County boosts radio communication

The radio tower at the sheriff’s building in Milaca, with the microwave sending and receiving equipment shaped like a small white dome, part way up the tower.

Princeton Union-Eagle

Mille Lacs County has a series of towers to handle the new 800 MHz communication. Three microwave towers, one each at Pease in Mille Lacs, and Gilman and Duelm in Benton County, form a triangular simulcast system for coverage in the majority of Mille Lacs. These towers pick up radio signals sent out in the field and send them to the master switch office in St. Cloud, which sends it into a large computer in St. Cloud, which then sends the signals to the intended radio recipients, Fjerstad said.

Actually, the Gilman tower covers the majority of Mille Lacs, Fjerstad said. Coverage for the northern part of the county is handled mainly by independent repeater towers in Onamia in Mille Lacs, Woodland in Kanabec County and Borden Lake in Crow Wing, Fjerstad said.

While there may be some spots inside a building where the radio communication isn’t complete with a hand-held radio, there is no such problem anywhere in Mille Lacs with the 800 MHz radios in the patrol cars, Lindgren said.

But in the older VHF radio world, the distance a hand radio signal would travel was maybe five miles and for the car radio was maybe 25 miles, Lindgren added. The county’s old VHS system relied solely on repeater towers to boost the signal and if a Mille Lacs officer drove to St. Cloud their radio signal would not reach the repeater tower in Milaca, Lindgren said.

The Minnesota Department of Transportation (MnDOT) put up the towers for the new ARMER radio system and the locations have worked well in Mille Lacs, with the county’s long, narrow shape and the state highways running through, Lindgren said. He noted that MnDOT likes to have these towers along major roads to help its truck drivers communicate.

The new 800 MHz radio system has the basic 16 channels that emergency services have used for many years, plus now it has many extra channels that are “encrypted,” Lindgren pointed out. Communication over the encrypted channels, he explained, can’t be overheard by people who do not have a need to know. Lindgren cited officer safety as a big reason for that feature.

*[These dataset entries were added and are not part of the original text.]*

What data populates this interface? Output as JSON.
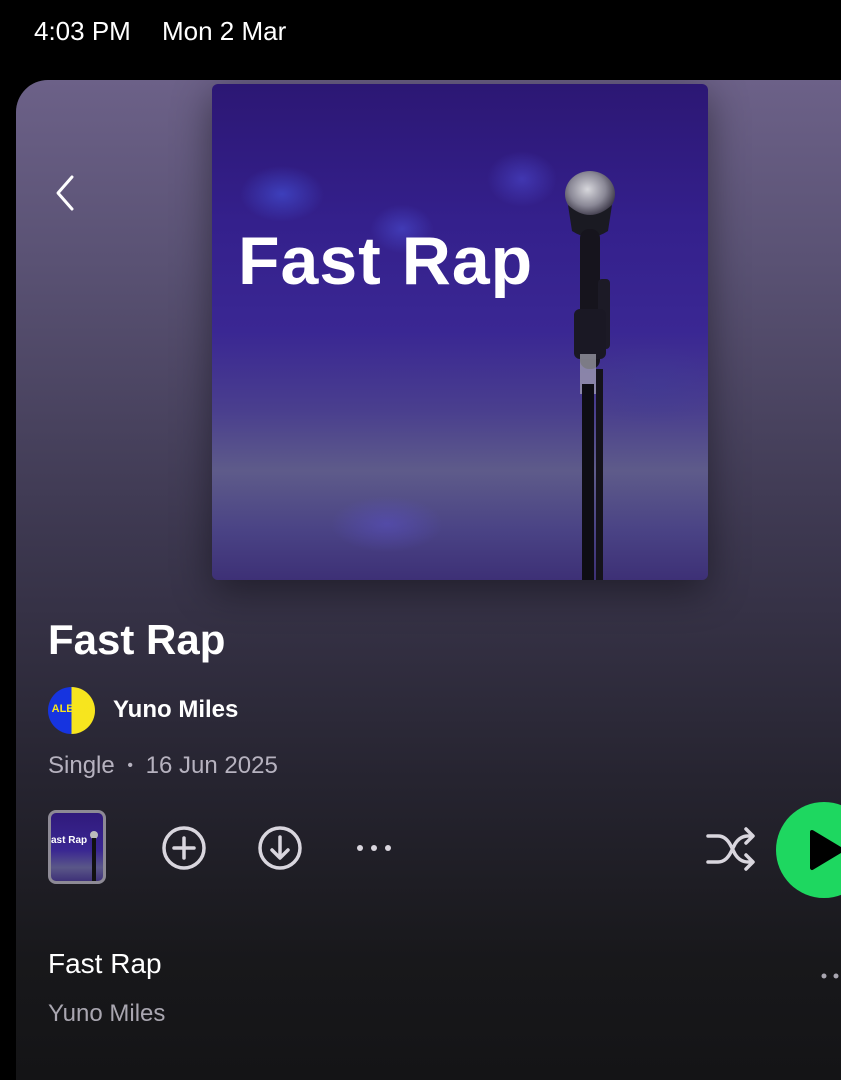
{
  "status_bar": {
    "time": "4:03 PM",
    "date": "Mon 2 Mar"
  },
  "cover": {
    "title": "Fast Rap"
  },
  "track": {
    "title": "Fast Rap",
    "artist": "Yuno Miles",
    "artist_avatar_text": "ALBUM",
    "type": "Single",
    "separator": "•",
    "release_date": "16 Jun 2025"
  },
  "mini_cover": {
    "title": "ast Rap"
  },
  "tracklist": [
    {
      "title": "Fast Rap",
      "artist": "Yuno Miles"
    }
  ],
  "colors": {
    "accent": "#1ed760",
    "icon": "#d9d6de",
    "secondary_text": "#b6b2bf"
  },
  "icons": [
    "chevron-left-icon",
    "add-circle-icon",
    "download-circle-icon",
    "more-horizontal-icon",
    "shuffle-icon",
    "play-icon"
  ]
}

For the full story, see the Thursday, Oct. 18 print edition of the Times.